Yes, energy costs in North Carolina have increased – $40 or $50 per month for many households since 2001. But the growth of renewable energy is not the reason why. Conventional energy sources like coal are getting more expensive, accounting for as much as 84 percent of this increase.
The truth is, renewable energy is helping to slow rising energy costs, saving North Carolina electricity customers $162 million since 2007. And while clean energy continues to grow, so will the savings for our state’s families and businesses – delivering nearly half a billion dollars in additional savings over the next 15 years. Read More
How does a utility company structure charges for the electricity it sells? That depends on where you live, and across the country, utilities are filing for rate increases with state agencies and commissions. The utility’s charges may be some combination of a fixed monthly fee, a fee based on the volume of electricity used, and a fee connected to the customer’s peak energy use.
Westar Energy in Kansas is one example of a utility company filing for rate increases. The company recently asked the Kansas Corporation Commission for permission to increase the fixed monthly charge for residential customers. That’s not unusual in itself, but the amount of the fixed charge increase was shocking.
Westar also proposed a special rate structure squarely aimed at residential customers with solar panels, essentially penalizing them for using clean energy and discouraging more people from installing solar panels.

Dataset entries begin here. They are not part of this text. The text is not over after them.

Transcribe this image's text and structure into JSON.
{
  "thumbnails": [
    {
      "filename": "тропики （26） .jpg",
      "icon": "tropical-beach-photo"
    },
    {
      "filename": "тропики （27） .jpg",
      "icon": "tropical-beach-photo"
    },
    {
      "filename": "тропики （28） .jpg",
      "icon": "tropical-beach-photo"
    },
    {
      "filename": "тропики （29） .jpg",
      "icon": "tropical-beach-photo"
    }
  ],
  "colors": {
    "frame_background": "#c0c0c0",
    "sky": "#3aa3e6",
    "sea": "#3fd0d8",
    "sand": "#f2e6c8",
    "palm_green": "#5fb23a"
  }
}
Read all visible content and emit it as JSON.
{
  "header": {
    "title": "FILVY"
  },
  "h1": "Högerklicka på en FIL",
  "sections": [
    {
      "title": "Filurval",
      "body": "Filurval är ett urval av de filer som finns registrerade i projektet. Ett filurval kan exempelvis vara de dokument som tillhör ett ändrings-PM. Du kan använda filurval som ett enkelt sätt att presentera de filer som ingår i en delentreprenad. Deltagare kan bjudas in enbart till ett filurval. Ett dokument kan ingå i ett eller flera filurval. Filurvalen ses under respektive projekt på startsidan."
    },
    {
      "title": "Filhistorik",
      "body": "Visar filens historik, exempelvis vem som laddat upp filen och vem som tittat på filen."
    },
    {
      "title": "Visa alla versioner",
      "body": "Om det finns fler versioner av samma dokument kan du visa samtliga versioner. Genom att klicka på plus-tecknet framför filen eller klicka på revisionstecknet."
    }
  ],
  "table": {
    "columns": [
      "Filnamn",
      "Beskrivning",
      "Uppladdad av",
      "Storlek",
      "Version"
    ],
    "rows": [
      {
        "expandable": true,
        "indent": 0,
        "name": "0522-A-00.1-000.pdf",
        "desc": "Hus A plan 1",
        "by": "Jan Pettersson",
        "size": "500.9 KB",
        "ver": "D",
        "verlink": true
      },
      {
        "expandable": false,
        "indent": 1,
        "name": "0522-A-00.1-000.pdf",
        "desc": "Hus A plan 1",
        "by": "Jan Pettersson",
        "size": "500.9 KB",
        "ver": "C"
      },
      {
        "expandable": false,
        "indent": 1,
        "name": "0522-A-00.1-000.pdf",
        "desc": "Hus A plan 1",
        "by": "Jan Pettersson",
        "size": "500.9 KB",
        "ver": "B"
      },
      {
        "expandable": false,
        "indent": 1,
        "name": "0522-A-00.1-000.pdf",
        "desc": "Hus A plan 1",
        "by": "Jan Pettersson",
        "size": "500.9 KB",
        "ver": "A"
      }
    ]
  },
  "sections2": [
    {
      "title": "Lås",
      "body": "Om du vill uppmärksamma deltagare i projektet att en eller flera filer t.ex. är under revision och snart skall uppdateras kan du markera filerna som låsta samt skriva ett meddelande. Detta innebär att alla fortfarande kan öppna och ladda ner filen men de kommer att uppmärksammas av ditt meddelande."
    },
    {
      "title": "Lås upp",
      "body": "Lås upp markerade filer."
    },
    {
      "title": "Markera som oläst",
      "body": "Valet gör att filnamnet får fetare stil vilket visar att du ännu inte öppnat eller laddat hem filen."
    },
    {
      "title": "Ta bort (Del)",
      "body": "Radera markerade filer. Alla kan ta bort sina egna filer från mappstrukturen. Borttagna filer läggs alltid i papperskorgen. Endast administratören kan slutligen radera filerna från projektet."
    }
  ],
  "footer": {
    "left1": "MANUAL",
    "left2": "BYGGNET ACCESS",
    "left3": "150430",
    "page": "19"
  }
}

Environmental Defense Fund disagreed with Westar’s approach, and we filed expert testimony with Kansas regulators explaining why. Westar finally reached a settlement with the other stakeholders – and our recommendations were instrumental in eliminating the utility’s proposal to impose discriminatory rates on solar customers. Last week the Commission issued the order to approve the settlement. Read More